Videos going viral of Venezuelan President Nicolas Maduro feasting on a steak prepared by celebrity chef "Salt Bae" at a time many in his crisis-wracked nation are going hungry is drawing fury from opponents.
Maduro visited the famed Nusr-Et steakhouse in Istanbul when he stopped over briefly in Turkey on the way home from a trip to China to raise badly needed investment.
In the videos, he can be seen puffing on a cigar from a personalized box while he and first lady Cilia Flores watch owner Nusret Gokce, clad in dark aviator glasses and a bicep-busting T-shirt, rhythmically sway his hips while cutting into a juicy steak with a long knife.
Gokce, a worldwide restaurateur better known by his nickname Salt Bae, posted the videos on his Instagram account seen by some 16 million followers alongside photos of him serving clients like Argentine soccer legend Diego Maradona and posing as Don Corleone from the "Godfather" movies.
He later deleted the images and a thank you post to Maduro.
But by that time the videos had already generated a maelstrom of criticism for Maduro, who was forced to put a lighter spin on the dining experience. Appearing on television Monday night, Maduro called the meal a "once-in-a-lifetime opportunity" and thanked Gokce for his hospitality, saying he hoped to see him soon in Caracas.
Opponents were less forgiving.
"While Venezuelans suffer and die of hunger, Nicolas Maduro and Cilia are enjoying themselves at one of the most expensive restaurants in the world," said Julio Borges, the exiled former president of the opposition-controlled National Assembly.

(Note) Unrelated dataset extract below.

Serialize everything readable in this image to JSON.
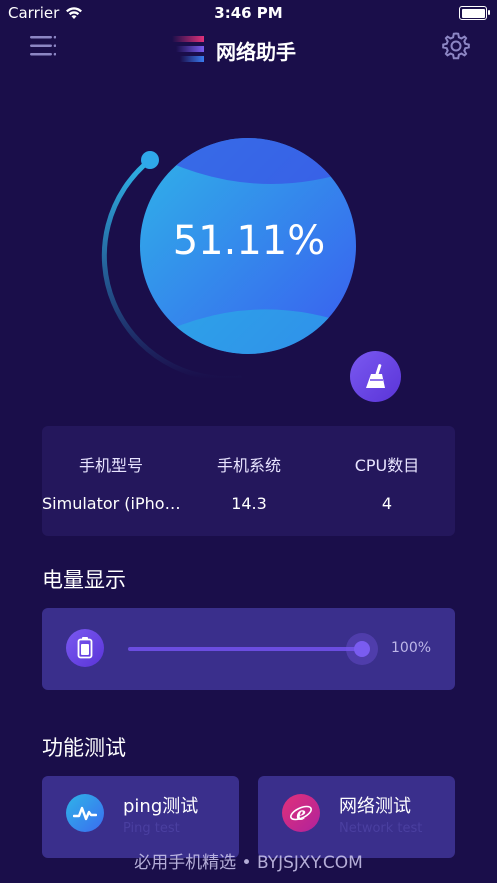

Even Florida Republican Sen. Marco Rubio, a fierce critic of Maduro, piled on, noting that Gokce also has a restaurant in Miami, home to the largest population of Venezuelan immigrants, most of them hostile to Maduro.
"I don't know who this weirdo #Saltbae is, but the guy he is so proud to host is not the President of Venezuela. He is actually the overweight dictator of a nation where 30% of the people eat only once a day & infants are suffering from malnutrition," Rubio said on Twitter.
A deep economic crisis marked by hyperinflation and widespread food shortages has destroyed Venezuelans' earning power, with many surviving on less than a $1 a day. Nearly nine in 10 households are living in poverty, according to a 2017 survey by three leading universities.
Maduro is known for having a soft spot for Turkey. He has drawn closer to President Recep Tayyip Erdogan as the two have become political pariahs in Washington and fallen under U.S. sanctions. In July, during a previous visit to Istanbul, he dressed up as an Ottoman horseman while visiting the set of a popular Turkish TV series, "Resurrection: Ertugru," which the Venezuelan leader said he watches back home.